The jobs created by apprenticeship programs like the one at Aon lead to long-term. Olson said some of the Chicago-meeting attendees said they started out in their careers as apprentices. “It is true that the apprenticeship model creates jobs. But over time what you’re really looking at is a system that holds the promise of delivering long term, well-paying and highly satisfying careers.”
There’s good news for smaller organizations interested in pursuing an apprenticeship program but perhaps lacking the financial resources needed to create it. According to the Department of Labor, Federal workforce and education funds can help many businesses undertake new investments in apprenticeships, encourage more employers to provide high skilled training opportunities for apprentices, and assist educators and intermediaries in strengthening the tie between training and employment through apprenticeship.
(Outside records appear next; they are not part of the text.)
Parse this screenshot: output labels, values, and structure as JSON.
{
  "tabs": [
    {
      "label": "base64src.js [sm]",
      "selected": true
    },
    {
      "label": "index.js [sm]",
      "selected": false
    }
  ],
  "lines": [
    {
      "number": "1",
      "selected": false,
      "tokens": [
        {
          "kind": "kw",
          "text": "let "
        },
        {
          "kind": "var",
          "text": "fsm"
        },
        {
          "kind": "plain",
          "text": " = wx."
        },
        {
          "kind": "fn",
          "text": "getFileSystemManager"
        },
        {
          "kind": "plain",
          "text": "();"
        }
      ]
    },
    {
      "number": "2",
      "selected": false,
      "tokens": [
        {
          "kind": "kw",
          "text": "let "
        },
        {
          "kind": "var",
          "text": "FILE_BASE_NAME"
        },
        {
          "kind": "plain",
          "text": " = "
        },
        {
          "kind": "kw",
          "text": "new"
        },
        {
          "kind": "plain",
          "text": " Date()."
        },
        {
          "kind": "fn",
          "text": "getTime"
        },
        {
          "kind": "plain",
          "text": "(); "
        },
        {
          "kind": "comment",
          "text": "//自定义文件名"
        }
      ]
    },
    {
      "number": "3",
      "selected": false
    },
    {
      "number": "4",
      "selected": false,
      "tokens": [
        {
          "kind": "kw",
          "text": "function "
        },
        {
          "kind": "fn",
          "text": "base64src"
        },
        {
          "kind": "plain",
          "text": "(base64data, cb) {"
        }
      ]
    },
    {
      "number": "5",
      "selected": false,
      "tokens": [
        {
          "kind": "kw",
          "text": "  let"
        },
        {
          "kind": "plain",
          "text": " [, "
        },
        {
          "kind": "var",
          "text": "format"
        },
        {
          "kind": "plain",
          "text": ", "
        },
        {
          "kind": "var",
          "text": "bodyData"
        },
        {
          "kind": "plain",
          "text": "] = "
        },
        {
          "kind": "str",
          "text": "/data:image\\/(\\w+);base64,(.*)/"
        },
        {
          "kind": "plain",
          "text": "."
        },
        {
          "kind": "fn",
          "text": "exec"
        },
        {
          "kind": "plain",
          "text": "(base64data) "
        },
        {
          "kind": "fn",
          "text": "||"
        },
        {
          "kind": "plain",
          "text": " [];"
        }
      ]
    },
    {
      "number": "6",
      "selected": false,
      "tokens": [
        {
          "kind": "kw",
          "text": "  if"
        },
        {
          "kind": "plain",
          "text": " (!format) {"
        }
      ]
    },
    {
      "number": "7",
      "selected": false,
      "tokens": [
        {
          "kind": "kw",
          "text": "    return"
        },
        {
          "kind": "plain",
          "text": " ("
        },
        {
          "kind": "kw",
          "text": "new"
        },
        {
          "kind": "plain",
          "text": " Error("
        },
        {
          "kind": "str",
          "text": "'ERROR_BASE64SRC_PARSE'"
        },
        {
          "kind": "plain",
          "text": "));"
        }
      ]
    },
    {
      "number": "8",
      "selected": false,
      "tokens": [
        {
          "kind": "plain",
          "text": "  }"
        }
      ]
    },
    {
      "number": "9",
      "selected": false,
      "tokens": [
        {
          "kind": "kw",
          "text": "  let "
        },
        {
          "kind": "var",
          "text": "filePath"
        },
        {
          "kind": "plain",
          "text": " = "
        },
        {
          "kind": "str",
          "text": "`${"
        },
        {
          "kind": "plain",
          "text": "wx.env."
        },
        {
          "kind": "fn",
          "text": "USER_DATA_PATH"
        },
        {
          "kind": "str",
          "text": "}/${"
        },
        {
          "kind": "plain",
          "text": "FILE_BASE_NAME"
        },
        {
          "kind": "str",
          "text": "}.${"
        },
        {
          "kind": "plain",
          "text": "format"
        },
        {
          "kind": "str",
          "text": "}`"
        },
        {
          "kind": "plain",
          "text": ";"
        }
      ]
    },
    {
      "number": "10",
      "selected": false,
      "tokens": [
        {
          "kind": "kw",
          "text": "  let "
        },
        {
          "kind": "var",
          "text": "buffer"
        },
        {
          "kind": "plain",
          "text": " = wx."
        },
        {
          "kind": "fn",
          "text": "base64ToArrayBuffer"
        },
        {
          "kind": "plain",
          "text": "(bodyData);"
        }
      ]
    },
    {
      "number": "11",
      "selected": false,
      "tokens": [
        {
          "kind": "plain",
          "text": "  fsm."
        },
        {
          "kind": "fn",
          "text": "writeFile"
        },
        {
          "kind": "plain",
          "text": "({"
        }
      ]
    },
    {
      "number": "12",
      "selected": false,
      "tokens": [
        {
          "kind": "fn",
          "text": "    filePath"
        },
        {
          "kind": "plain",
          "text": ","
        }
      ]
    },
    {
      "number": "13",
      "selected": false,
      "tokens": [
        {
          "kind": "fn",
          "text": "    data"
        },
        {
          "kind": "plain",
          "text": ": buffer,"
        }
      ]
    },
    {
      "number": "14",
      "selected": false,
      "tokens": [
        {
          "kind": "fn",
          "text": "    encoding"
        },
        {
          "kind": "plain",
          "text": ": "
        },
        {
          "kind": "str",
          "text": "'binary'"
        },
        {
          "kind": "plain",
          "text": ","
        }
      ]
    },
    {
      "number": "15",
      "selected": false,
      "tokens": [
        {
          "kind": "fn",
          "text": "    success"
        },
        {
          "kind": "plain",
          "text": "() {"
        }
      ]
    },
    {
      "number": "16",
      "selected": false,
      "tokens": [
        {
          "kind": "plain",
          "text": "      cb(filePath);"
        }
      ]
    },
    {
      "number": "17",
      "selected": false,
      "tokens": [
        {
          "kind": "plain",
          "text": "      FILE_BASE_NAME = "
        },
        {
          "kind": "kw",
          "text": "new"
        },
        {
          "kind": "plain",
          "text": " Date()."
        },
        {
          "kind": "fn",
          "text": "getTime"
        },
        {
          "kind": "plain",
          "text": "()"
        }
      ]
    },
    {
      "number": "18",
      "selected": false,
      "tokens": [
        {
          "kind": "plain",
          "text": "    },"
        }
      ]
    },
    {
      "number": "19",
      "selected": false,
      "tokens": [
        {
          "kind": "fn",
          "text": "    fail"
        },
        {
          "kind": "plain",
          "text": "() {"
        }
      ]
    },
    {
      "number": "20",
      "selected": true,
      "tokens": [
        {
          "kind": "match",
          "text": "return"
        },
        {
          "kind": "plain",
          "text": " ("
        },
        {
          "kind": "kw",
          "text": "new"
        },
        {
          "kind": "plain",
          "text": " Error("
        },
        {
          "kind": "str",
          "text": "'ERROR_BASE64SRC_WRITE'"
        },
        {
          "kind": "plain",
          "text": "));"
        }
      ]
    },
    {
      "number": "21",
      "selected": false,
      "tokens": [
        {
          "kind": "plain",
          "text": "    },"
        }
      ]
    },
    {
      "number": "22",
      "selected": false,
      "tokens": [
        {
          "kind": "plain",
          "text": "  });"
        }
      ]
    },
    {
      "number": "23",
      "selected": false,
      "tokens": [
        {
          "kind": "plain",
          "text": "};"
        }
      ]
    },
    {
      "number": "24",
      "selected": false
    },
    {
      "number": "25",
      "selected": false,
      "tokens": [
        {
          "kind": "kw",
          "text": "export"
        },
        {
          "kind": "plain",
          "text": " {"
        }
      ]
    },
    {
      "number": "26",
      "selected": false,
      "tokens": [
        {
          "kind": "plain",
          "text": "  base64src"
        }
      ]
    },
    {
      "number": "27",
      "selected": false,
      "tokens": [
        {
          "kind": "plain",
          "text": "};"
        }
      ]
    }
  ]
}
A new day is dawning for this time-tested, apprenticeship training programs. They can help to cultivate a pool of talent equipped with the organization or industry-specific skills and training, who are already well versed in an organization’s culture. At the same time, learning leaders can create a powerful opportunity for a student who will receive a post-secondary education and full-time work experience that could lead to a satisfying life-long career.
Lynn Schroeder is vice president of client relations for the Council for Adult and Experiential Learning. Comment below, or email editor@CLOmedia.com.